One of the most important decisions individuals wishing to start a business face is how to organize the new venture under the laws of the state in which it is located. Two of the most common ways to organize a business is as a corporation or a limited liability company (“LLC”), each of which has distinct benefits and disadvantages. For the purposes of this article, it’s important to distinguish between the C-Corporation and the S-Corporation. The C-Corporation is subject to double taxation (a tax on corporate profits and a second tax on dividends to shareholders as income). Like LLCs, the S-Corporation is taxed as a pass through entity (the company’s profits are passed on to the owners as income – a single tax). The distinction is important because businesses looking for pass through taxation opt between the S-Corporation and the LLC. This article does not address the more complicated tax picture associated with C-Corporations.
In California, the decision whether to form an S-Corporation or an LLC is often guided by the expected impact the state’s tax scheme will have on the business. Under California law, both S-Corporations and LLCs are required to pay an annual minimum franchise tax of $800. LLC’s, however, are also subject to an additional tax burden known as the gross receipts tax.
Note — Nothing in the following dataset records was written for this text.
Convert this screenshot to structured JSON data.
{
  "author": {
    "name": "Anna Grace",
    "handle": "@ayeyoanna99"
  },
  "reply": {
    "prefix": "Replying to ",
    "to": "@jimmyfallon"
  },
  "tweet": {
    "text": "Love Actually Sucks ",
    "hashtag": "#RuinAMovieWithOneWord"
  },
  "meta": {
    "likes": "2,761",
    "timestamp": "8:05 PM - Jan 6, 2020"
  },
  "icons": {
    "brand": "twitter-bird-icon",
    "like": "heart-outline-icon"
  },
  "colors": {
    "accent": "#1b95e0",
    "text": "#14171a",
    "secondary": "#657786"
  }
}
The gross receipts tax requires LLC’s to pay an additional fee, in addition to the minimum franchise tax, calculated based on the company’s gross revenues. An LLC’s gross receipts tax is calculated based on the following scale:
$0 to $249,999 Gross Revenue = $0
$250,000 to $499,999 Gross Revenue = $900
$500,000 to $999,999 Gross Revenue =$2,500
$1,000,000 to $4,999,999 Gross Revenue = $6,000
$5,000,000+ Gross Revenue = $11,790
In California, S Corporations are taxed at a rate of 1.5% tax of net income earned, whereas LLC’s are taxed based on gross receipts pursuant to the above scale. This means that depending on the amount of gross receipts and profit a business generates, the company will benefit differently by operating as a S-Corporation or an LLC.
As an example of how this might work in the real world, take the following hypothetical:
Assume a computer company has 2012 gross receipts in the amount of $2,000,000, and profits of $100,000. If the company is organized as an S-Corporation, it must pay 1.5% of the $100,000 in profit in taxes for a total tax obligation of $1,500. If, on the other hand, the company is organized as an LLC, it must pay in accordance with the sliding gross receipts tax scale. Because its gross receipts fall between $1,000,000 and $4,999,999, its tax liability would be $6,000.
If, however, the same computer company increased its gross receipts to $5,000,000 and profits to $1,000,000, as an LLC it would only be required to pay the maximum $12,590 ($11,790 plus $800.00) gross receipts tax. As an S-Corporation though, the company would pay 1.5% of $1,000,000, or $15,000 in taxes.
Obviously, businesses with high revenues and low profit margins and businesses generating losses will benefit substantially by organizing as an S-Corporation. As demonstrated by the above examples, the benefits and disadvantage of electing to incorporate or to form an LLC are dependent on several factors which must be carefully considered for any new business entity.
A careful weighing of these issues is helpful in making the determination, but it remains advisable to consult with an attorney and a CPA before making a final decision as to the manner in which a new business will be organized. If you have questions about your new business venture, make sure to consult with a San Diego business attorney before moving forward.